Evaluating Assessment Activities

Evaluating an Assessment Activity


An assessment is valid if it faithfully measures attainment of valued learning goals. These goals are drawn from multiple sources including:

  • State standards documents
  • National standards documents
  • Teacher goals
  • Student goals

Learning goals should:

  • Be highly valued
  • Target core capabilities
  • Target higher level capabilities (e.g., the higher levels of Bloom’s taxonomy)
  • Be useful to teachers
  • Be usable by teachers


Reliability is a critical tool for educational planning, assessment, evaluation, and action research. It answers the question, “How dependable are our measures of student performance?” In our assessments, reliability means that those who have received professional preparation will make essentially the same judgements concerning the extent to which students have attained leaning goals. Reliability is a critical foundation for professional communication, public presentation, and sound decision-making.

One can often obtain high measures of reliability with more superficial concepts and skills. We chose to develop rigorous processes for assessing higher order abilities and to engage in the struggle to make judgements reliable.

In our assessments, reliability is built and maintained in two ways:

  1. by obtaining measures of attributes (for example, several pieces of student performance are used to rate most of our learning goals, and repeated assessments over time are recommended)
  2. through support systems including professional development and detailed instruction for making judgements and ratings which include definitions, rules for making judgements, and actual examples of student work.


The issue of fairness arises when test results are used for non-educational purposes (see Zachos, 2004 for a discussion of this). That is, when test results are used for grading, ranking, screening, promoting, and retaining students. It is recommended that the portions of our assessments that deal with educational attainments (i.e., the extent to which students have attained learning goals) not be used for such purposes.

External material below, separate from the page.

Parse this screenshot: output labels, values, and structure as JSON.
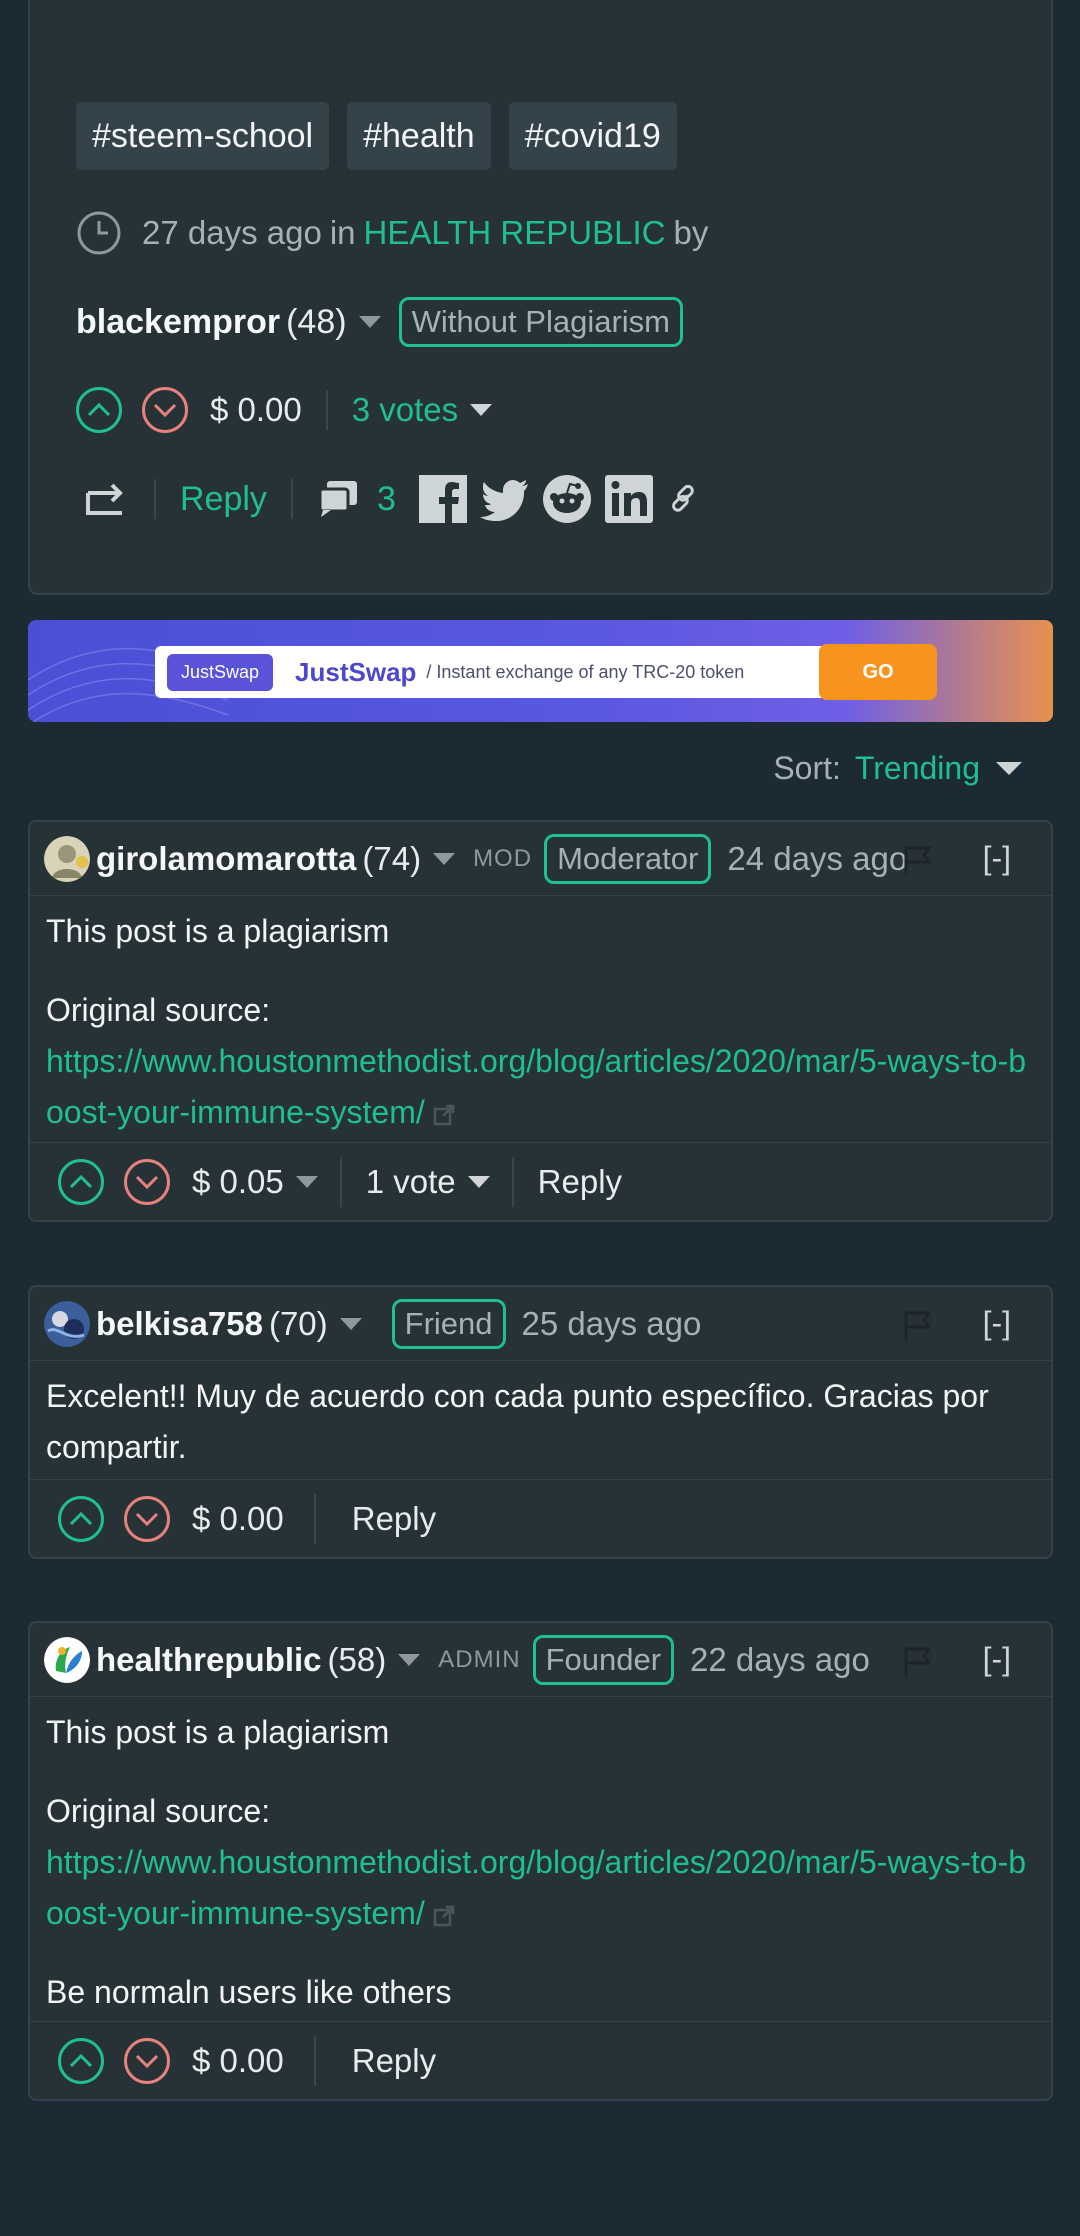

The assessments are designed for use by teachers to plan and evaluate instruction. When this is the case, the test is used strictly to obtain information to better understand and help each student, and so the question of fairness need not arise.

Our assessments may include grading features that we believe are not educationally destructive. For example the teacher may rate students on the extent to which they:

  • Complete all portions of the assessment
  • Write in complete sentences when requested too
  • Write clearly and neatly

and other desirable features of student performance that do not represent or interfere with the attainment of learning goals.

Assessment results can also be used by schools, LEAs, and State Agencies for planning, evaluation, and resource allocation without damaging effects on students, and so also do not raise the issue of fairness.


In the domain of assessment, efficiency means obtaining the best possible information for the time and effort invested. An assessment that is educational (i.e., students learn from experiencing it) provides instructional efficiency by virtue of the fact that the assessment activity itself promotes student learning and engagement.


Zachos, Paul. (2004).
Discovering the True Nature of Educational Assessment. Research Bulletin 9(2). The Research Institute for Waldorf Education.